======== Records supplied
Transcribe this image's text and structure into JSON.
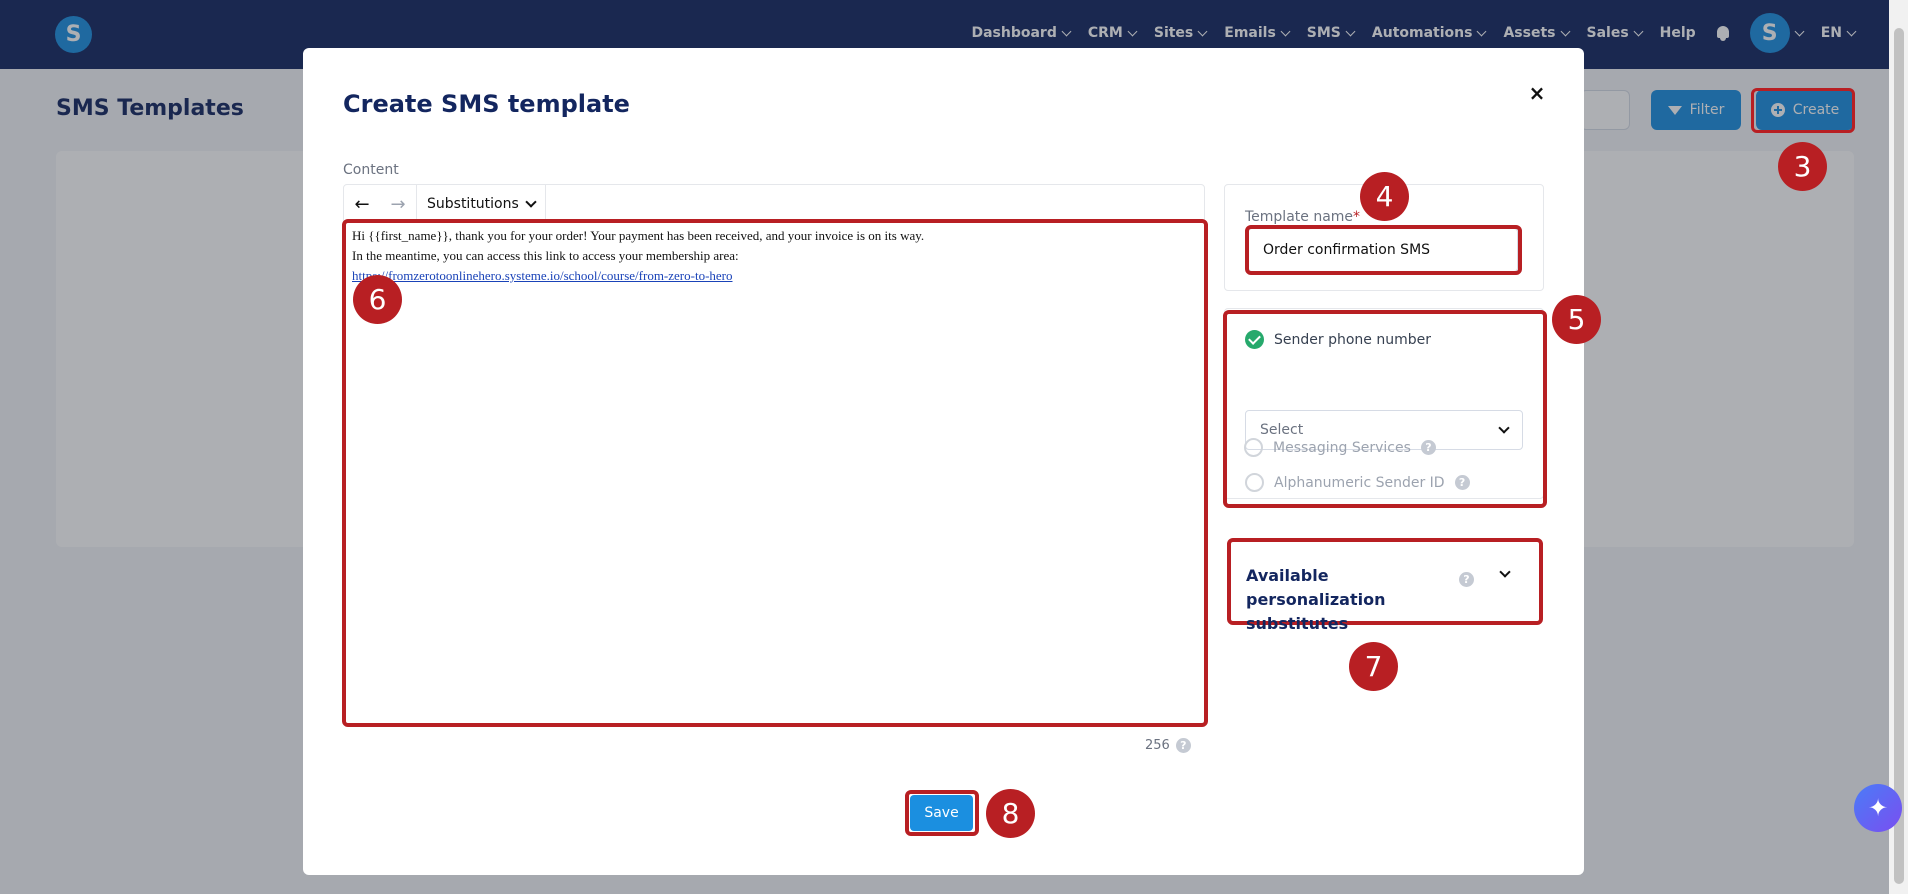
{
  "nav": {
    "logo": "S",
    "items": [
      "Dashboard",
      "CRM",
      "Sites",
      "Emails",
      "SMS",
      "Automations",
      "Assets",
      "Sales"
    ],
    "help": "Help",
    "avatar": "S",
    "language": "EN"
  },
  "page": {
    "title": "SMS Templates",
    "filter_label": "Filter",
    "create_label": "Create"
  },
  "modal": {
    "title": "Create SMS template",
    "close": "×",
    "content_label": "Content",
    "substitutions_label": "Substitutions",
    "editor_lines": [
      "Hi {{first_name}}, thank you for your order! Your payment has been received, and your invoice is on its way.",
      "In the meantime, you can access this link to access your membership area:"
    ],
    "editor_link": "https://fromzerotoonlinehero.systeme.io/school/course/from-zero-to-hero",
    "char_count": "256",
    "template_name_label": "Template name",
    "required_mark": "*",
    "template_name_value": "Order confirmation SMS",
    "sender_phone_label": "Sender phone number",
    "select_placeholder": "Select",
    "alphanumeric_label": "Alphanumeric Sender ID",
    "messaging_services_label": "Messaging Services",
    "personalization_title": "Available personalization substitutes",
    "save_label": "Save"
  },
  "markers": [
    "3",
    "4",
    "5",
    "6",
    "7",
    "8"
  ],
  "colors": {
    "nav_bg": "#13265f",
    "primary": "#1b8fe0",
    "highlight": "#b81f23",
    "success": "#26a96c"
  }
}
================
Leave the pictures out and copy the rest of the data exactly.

_Written answer_
Transcribe this image's text and structure into JSON.
{
  "nav": {
    "logo": "S",
    "items": [
      "Dashboard",
      "CRM",
      "Sites",
      "Emails",
      "SMS",
      "Automations",
      "Assets",
      "Sales"
    ],
    "help": "Help",
    "avatar": "S",
    "language": "EN"
  },
  "page": {
    "title": "SMS Templates",
    "filter_label": "Filter",
    "create_label": "Create"
  },
  "modal": {
    "title": "Create SMS template",
    "close": "×",
    "content_label": "Content",
    "substitutions_label": "Substitutions",
    "editor_lines": [
      "Hi {{first_name}}, thank you for your order! Your payment has been received, and your invoice is on its way.",
      "In the meantime, you can access this link to access your membership area:"
    ],
    "editor_link": "https://fromzerotoonlinehero.systeme.io/school/course/from-zero-to-hero",
    "char_count": "256",
    "template_name_label": "Template name",
    "required_mark": "*",
    "template_name_value": "Order confirmation SMS",
    "sender_phone_label": "Sender phone number",
    "select_placeholder": "Select",
    "alphanumeric_label": "Alphanumeric Sender ID",
    "messaging_services_label": "Messaging Services",
    "personalization_title": "Available personalization substitutes",
    "save_label": "Save"
  },
  "markers": [
    "3",
    "4",
    "5",
    "6",
    "7",
    "8"
  ],
  "colors": {
    "nav_bg": "#13265f",
    "primary": "#1b8fe0",
    "highlight": "#b81f23",
    "success": "#26a96c"
  }
}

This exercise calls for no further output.